Serial.print("B"); // begin character 
Serial.print("E"); // end character

Due to some changes in the Node JS version, further modifications to the code had to be done in the server.js file, replacing the serialport constructor as well as call an update function with is commented accordingly in the code below. If you download the files from below, please install socket.io as well as serialport via npm to the node_modules folder. Make sure to set the right COM-port in the server.js file.

// Code for index.js modified from:
// http://www.barryvandam.com/node-js-communicating-with-arduino/ 

var fs = require('fs'),
http = require('http'),
socketio = require('socket.io'),
url = require("url"), 
SerialPort = require("serialport");

var socketServer;
var serialPort;
var portName = 'COM4'; //change this to your Arduino port
var sendData = "";

// handle contains locations to browse to (vote and poll); pathnames.
function startServer(route,handle,debug)
	// on request event
	function onRequest(request, response) {
	  // parse the requested url into pathname. pathname will be compared
	  // in route.js to handle (var content), if it matches the a page will 
	  // come up. Otherwise a 404 will be given. 
	  var pathname = url.parse(request.url).pathname; 
	  console.log("Request for " + pathname + " received");
	  var content = route(handle,pathname,response,request,debug);
	var httpServer = http.createServer(onRequest).listen(1337, function(){
		console.log("Listening at: http://localhost:1337");
		console.log("Server is up");

function initSocketIO(httpServer,debug)
	socketServer = socketio.listen(httpServer);
	if(debug == false){
		socketServer.set('log level', 1); // socket IO debug off
	socketServer.on('connection', function (socket) {
	console.log("user connected");
	socket.emit('onconnection', {pollOneValue:sendData});
	socketServer.on('update', function(data) {
	socket.on('buttonval', function(data) {
		serialPort.write(data + 'E');
	socket.on('sliderval', function(data) {
		serialPort.write(data + 'P');

function SocketIO_serialemit(sendData){
      //console.log("serial emit: ",sendData);

// Listen to serial port
function serialListener(debug)
    var receivedData = "";
    serialPort = new SerialPort(portName, {
        baudrate: 9600,
        // defaults for Arduino serial communication
         dataBits: 8,
         parity: 'none',
         stopBits: 1,
         flowControl: false
    serialPort.on("open", function () {
      console.log('open serial communication');
            // Listens to incoming data
        serialPort.on('data', function(data) {
             receivedData += data.toString();
          if (receivedData .indexOf('E') >= 0 && receivedData .indexOf('B') >= 0) {
           sendData = receivedData .substring(receivedData .indexOf('B') + 1, receivedData .indexOf('E'));
           receivedData = '';

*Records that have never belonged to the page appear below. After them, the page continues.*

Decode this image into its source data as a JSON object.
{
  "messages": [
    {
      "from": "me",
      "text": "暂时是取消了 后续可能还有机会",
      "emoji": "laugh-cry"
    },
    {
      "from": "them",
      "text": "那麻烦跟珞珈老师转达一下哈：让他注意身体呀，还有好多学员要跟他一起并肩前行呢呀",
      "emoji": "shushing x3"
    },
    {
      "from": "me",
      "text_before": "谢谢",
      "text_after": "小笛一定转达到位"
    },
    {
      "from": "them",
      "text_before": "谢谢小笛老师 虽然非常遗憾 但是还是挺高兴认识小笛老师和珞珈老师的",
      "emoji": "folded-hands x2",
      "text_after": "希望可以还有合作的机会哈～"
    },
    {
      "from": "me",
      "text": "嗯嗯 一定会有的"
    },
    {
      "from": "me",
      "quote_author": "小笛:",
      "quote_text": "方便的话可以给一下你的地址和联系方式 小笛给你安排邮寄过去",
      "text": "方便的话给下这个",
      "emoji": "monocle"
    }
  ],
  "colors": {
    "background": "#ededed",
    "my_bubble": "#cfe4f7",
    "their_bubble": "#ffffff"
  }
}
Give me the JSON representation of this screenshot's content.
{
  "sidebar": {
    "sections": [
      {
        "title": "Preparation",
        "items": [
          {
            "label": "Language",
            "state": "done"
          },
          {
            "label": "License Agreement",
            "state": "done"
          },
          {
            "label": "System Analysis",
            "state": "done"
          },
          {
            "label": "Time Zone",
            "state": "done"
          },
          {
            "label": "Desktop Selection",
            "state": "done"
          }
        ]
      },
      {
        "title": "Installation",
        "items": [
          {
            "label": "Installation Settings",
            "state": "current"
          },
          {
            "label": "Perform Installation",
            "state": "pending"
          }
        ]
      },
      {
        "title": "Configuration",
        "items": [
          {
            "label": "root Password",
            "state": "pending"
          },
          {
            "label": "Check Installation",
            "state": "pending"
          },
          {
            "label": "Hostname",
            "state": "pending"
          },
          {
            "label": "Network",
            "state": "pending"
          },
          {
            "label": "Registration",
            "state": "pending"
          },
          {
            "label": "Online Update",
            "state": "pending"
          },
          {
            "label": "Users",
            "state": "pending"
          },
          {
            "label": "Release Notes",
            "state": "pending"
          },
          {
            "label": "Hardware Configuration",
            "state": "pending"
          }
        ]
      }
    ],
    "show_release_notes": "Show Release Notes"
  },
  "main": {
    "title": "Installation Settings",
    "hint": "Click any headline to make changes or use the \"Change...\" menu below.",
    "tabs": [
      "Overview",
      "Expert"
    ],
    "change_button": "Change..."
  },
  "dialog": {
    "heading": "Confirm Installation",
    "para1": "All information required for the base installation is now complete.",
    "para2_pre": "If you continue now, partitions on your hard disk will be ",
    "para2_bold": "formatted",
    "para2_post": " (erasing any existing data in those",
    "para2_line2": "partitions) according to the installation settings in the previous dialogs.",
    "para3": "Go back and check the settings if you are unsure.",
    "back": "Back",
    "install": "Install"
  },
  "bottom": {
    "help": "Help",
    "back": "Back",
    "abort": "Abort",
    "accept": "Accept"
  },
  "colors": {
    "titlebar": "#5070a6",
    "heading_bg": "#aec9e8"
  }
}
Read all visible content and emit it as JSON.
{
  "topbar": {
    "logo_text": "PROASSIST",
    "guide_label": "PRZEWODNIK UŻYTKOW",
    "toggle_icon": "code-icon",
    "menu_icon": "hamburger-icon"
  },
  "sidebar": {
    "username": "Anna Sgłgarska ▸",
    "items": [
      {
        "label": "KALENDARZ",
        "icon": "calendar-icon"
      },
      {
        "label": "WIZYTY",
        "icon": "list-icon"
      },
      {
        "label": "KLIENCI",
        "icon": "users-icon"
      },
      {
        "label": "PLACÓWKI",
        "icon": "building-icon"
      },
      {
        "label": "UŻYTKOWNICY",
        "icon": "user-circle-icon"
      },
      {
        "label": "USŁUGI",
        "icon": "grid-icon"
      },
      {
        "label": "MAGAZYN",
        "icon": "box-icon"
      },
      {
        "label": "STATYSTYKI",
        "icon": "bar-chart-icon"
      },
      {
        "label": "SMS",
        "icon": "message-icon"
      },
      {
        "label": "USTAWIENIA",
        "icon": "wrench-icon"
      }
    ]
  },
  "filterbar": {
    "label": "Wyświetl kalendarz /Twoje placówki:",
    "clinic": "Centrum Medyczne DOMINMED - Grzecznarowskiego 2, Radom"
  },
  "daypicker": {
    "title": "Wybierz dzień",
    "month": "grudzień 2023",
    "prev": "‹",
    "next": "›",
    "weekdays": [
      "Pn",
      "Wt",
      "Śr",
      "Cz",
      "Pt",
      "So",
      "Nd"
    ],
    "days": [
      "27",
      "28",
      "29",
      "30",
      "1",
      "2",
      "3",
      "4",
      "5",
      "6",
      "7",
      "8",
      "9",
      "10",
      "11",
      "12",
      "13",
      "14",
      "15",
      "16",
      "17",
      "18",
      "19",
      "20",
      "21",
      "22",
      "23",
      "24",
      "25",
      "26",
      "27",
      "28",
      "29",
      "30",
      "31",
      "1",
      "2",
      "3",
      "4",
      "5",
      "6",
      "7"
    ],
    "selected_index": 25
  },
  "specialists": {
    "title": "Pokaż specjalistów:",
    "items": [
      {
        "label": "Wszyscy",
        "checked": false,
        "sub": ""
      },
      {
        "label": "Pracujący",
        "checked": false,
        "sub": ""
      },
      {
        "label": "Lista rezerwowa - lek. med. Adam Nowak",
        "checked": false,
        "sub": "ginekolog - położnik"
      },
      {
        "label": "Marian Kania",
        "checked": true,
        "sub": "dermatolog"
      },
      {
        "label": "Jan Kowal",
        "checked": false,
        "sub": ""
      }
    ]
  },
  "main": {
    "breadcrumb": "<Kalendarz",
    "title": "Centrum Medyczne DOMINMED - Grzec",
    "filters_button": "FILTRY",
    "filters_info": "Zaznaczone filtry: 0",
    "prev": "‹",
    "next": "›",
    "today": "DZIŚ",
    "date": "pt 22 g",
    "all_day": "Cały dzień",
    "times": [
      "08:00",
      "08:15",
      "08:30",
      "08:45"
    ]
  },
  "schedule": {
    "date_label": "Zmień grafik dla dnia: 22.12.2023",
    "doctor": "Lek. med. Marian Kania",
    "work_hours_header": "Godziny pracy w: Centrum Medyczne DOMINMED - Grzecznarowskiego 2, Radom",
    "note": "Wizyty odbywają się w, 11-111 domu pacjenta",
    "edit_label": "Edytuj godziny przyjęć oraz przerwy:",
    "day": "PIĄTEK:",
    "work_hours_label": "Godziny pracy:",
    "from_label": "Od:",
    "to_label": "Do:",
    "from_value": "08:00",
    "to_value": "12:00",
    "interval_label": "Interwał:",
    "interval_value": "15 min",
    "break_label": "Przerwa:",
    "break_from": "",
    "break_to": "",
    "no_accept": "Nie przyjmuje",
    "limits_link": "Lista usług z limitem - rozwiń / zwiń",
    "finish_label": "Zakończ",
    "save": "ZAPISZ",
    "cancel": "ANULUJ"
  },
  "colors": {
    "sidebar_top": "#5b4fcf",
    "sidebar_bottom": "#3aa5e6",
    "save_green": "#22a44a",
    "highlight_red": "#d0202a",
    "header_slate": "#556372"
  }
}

exports.start = startServer;

It works pretty nice and smoothly.

DistanceJS_TOF JavaScript + Node JS serial reading
image SensorTestJavaScript Ports in Board View